Getting in the harvest and putting up food

I didn't feel like writing much for the farm blog last weekend after Mary passed away. But it was a busy time, as we were getting ready for a class visit while also deep in fall harvesting and putting up of food.

The class, Agroecology, came by on Monday and spent a good couple hours on an in-depth farm tour. I has set up a tomato canning demonstration for them, but we ran out of time.

The tomatoes canned up just fine, all the same. I took some into college on Thursday, along with other products such as yarn and pesto and pork chops, to show the students and give out in class.

Next on the harvest list would be more apples, but that had to wait for this morning.

It's been an exceptionally good year for apples, and we have departed from our usual practice of making just a few packages of apple sauce/pie filling because of the failure of the blueberry crop at our friend's farm. Lacking our usual twenty or thirty pounds of blueberries, we needed more of some other kind of pie stock to see us through the winter and so the apples have come in handy.

It's always been my intention to get our apple trees all pruned and in shape for the long haul -- they're terribly overgrown, having seen no pruning in thirty or more years -- but that's a slow business. I was pleased that with no help from us this year they produced some very nice apples.

I had already picked a pretty good cart-load of Golden Delicious type apples and made those into apple sauce. Today's cart load were mostly of a different variety -- another of the many unknown kinds we have, something like a Cortland. They proved a superior pie apple, not turning brown and cooking down nicely.

I then took a tour of our apple trees, tasting and bringing in a few samples here and there. Deep in the woods I found a very pale yellow apple that was super-sweet, my favorite so far, but by the time I found it, all the best ones had fallen in the wind.

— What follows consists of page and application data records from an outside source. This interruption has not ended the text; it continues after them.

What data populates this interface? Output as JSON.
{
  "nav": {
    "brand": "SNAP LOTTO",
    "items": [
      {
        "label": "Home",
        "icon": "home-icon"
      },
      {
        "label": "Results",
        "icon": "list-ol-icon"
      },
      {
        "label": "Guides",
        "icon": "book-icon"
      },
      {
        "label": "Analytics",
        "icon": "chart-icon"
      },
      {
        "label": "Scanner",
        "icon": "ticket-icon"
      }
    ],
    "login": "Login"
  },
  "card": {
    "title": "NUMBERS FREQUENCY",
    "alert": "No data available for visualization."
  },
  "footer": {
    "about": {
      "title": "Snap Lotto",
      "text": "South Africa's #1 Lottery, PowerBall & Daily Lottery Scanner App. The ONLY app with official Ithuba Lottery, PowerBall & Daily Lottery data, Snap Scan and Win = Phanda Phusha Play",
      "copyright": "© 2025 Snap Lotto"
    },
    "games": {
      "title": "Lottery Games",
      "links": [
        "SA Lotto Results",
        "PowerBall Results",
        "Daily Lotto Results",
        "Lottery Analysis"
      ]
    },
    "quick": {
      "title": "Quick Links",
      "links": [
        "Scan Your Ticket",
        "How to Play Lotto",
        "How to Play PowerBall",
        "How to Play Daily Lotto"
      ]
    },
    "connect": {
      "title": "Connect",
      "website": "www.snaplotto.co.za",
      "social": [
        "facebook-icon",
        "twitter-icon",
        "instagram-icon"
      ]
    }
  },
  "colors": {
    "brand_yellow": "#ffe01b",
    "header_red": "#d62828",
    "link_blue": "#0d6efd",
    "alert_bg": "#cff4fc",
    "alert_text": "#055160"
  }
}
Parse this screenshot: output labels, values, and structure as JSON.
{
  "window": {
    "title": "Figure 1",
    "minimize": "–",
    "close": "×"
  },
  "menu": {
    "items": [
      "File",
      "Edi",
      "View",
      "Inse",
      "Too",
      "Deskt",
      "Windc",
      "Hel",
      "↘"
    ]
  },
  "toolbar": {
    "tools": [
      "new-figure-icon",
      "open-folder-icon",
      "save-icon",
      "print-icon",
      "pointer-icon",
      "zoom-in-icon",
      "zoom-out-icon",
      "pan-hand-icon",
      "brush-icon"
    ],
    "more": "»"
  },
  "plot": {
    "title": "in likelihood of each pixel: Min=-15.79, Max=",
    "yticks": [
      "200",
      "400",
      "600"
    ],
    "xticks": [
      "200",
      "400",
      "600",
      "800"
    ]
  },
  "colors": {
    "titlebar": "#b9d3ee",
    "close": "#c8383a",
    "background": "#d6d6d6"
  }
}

The next job was to bring in a few spuds, enough for a nice Sunday dinner of ham and mashed potato -- our pig came back from the butchers last Tuesday. Potatoes, like apples, have done well this year, despite the blight. Some of the spuds in our patch were blighted, but most were fine. I'll wait for a hard frost to do the main harvest, and sort them very carefully and we should still get our target two hundred or so pounds.

Aimee came home with the shopping just as I was finishing this very pleasant activity, and so there was a small bustle of work as we brought in the food and some animal feed, then Aimee turned her attention to the basil crop. She'd been shopping for bulk olive oil, parmesan cheese, and nuts, all for pesto. The next thing was to pick the necessary basil. This had needed to be covered last night for fear of a frost, while a more certain frost is forecast for tonight, so today was the very last day to do this job without the fuss of keeping plucked basil plants in water.

For a while now she's been sitting on the porch, listening to "Science Friday" on the Internet, plucking basil.

All very domestic here at the farm this weekend.

No comments:

Post a Comment

Welcome to our Farm Blog.
The purpose of this blog is for Aimee and I to communicate with friends and family, with those of our students, and other folks in general who are interested in homesteading and farming activities.

The earliest posts, at the very end of the blog, tell the story of the Great Farm, our purchase of a fragment of that farm, the renovation of the homestead and its populating with people and animals. Go all the way to the last post in the archive and read backwards from there to get it in chronological order.

After getting tired of spam comments (up to a dozen or more per day), I required commentators to be Google "registered users". You can write me at if you have a serious comment or question and are not a registered user.

Spammers -- don't bother writing -- there's no way I will post your spam to my blog. Just go away.